    Google AdSense Host APIThis service allows you to sign up for or associate a Google AdSense account with HubPages, so that you can earn money from ads on your articles. No data is shared unless you engage with this feature. (Privacy Policy)
    Google YouTubeSome articles have YouTube videos embedded in them. (Privacy Policy)
    VimeoSome articles have Vimeo videos embedded in them. (Privacy Policy)
    PaypalThis is used for a registered author who enrolls in the HubPages Earnings program and requests to be paid via PayPal. No data is shared with Paypal unless you engage with this feature. (Privacy Policy)
    Facebook LoginYou can use this to streamline signing up for, or signing in to your Hubpages account. No data is shared with Facebook unless you engage with this feature. (Privacy Policy)
    MavenThis supports the Maven widget and search functionality. (Privacy Policy)
    Marketing
    Google AdSenseThis is an ad network. (Privacy Policy)
    Google DoubleClickGoogle provides ad serving technology and runs an ad network. (Privacy Policy)
    Index ExchangeThis is an ad network. (Privacy Policy)
    SovrnThis is an ad network. (Privacy Policy)
    Facebook AdsThis is an ad network. (Privacy Policy)
    Amazon Unified Ad MarketplaceThis is an ad network. (Privacy Policy)
    AppNexusThis is an ad network. (Privacy Policy)
    OpenxThis is an ad network. (Privacy Policy)
    Rubicon ProjectThis is an ad network. (Privacy Policy)
    TripleLiftThis is an ad network. (Privacy Policy)
    Say MediaWe partner with Say Media to deliver ad campaigns on our sites. (Privacy Policy)
    Remarketing PixelsWe may use remarketing pixels from advertising networks such as Google AdWords, Bing Ads, and Facebook in order to advertise the HubPages Service to people that have visited our sites.
    Conversion Tracking PixelsWe may use conversion tracking pixels from advertising networks such as Google AdWords, Bing Ads, and Facebook in order to identify when an advertisement has successfully resulted in the desired action, such as signing up for the HubPages Service or publishing an article on the HubPages Service.
    Statistics
    Author Google AnalyticsThis is used to provide traffic data and reports to the authors of articles on the HubPages Service. (Privacy Policy)
    ComscoreComScore is a media measurement and analytics company providing marketing data and analytics to enterprises, media and advertising agencies, and publishers. Non-consent will result in ComScore only processing obfuscated personal data. (Privacy Policy)

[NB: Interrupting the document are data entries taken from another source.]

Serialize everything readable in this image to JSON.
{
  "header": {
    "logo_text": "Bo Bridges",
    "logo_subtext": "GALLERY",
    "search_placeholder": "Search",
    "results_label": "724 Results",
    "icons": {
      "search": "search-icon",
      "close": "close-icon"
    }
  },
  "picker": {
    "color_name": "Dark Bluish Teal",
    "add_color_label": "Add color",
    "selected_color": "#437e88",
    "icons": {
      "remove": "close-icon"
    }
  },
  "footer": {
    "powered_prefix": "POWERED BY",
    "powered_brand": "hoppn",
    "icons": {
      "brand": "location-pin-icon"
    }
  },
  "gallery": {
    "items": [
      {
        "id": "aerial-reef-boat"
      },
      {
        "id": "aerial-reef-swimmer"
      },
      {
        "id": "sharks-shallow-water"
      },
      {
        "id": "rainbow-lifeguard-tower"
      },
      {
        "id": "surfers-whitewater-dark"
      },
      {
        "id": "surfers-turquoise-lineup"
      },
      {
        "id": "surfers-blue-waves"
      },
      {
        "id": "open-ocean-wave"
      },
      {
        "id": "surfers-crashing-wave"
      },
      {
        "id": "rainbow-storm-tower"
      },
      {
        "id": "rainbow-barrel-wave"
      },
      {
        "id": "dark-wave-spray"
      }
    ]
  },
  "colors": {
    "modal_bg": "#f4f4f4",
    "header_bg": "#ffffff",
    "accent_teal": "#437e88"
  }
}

    Amazon Tracking PixelSome articles display amazon products as part of the Amazon Affiliate program, this pixel provides traffic statistics for those products (Privacy Policy)